Restate the whole listing exactly.

▶ Task material
****
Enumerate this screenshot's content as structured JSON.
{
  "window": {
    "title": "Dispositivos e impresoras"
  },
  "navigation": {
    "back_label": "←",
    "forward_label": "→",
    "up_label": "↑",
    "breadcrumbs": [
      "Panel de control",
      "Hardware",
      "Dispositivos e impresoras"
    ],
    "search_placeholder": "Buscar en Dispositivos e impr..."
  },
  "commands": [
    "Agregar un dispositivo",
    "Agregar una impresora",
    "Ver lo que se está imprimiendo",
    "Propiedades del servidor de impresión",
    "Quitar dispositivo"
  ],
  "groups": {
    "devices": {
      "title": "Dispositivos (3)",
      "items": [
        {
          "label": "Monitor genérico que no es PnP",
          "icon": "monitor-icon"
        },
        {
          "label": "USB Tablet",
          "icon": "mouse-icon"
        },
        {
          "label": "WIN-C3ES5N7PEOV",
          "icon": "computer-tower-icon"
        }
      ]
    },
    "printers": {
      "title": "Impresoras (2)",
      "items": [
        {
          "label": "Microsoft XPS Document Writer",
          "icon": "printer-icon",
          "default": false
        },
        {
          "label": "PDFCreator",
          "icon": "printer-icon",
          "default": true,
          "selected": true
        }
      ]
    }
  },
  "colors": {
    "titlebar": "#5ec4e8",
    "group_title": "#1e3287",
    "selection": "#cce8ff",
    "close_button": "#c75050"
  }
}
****
▶ Result for this exercise
Enumerate this screenshot's content as structured JSON.
{
  "window": {
    "title": "Dispositivos e impresoras"
  },
  "navigation": {
    "back_label": "←",
    "forward_label": "→",
    "up_label": "↑",
    "breadcrumbs": [
      "Panel de control",
      "Hardware",
      "Dispositivos e impresoras"
    ],
    "search_placeholder": "Buscar en Dispositivos e impr..."
  },
  "commands": [
    "Agregar un dispositivo",
    "Agregar una impresora",
    "Ver lo que se está imprimiendo",
    "Propiedades del servidor de impresión",
    "Quitar dispositivo"
  ],
  "groups": {
    "devices": {
      "title": "Dispositivos (3)",
      "items": [
        {
          "label": "Monitor genérico que no es PnP",
          "icon": "monitor-icon"
        },
        {
          "label": "USB Tablet",
          "icon": "mouse-icon"
        },
        {
          "label": "WIN-C3ES5N7PEOV",
          "icon": "computer-tower-icon"
        }
      ]
    },
    "printers": {
      "title": "Impresoras (2)",
      "items": [
        {
          "label": "Microsoft XPS Document Writer",
          "icon": "printer-icon",
          "default": false
        },
        {
          "label": "PDFCreator",
          "icon": "printer-icon",
          "default": true,
          "selected": true
        }
      ]
    }
  },
  "colors": {
    "titlebar": "#5ec4e8",
    "group_title": "#1e3287",
    "selection": "#cce8ff",
    "close_button": "#c75050"
  }
}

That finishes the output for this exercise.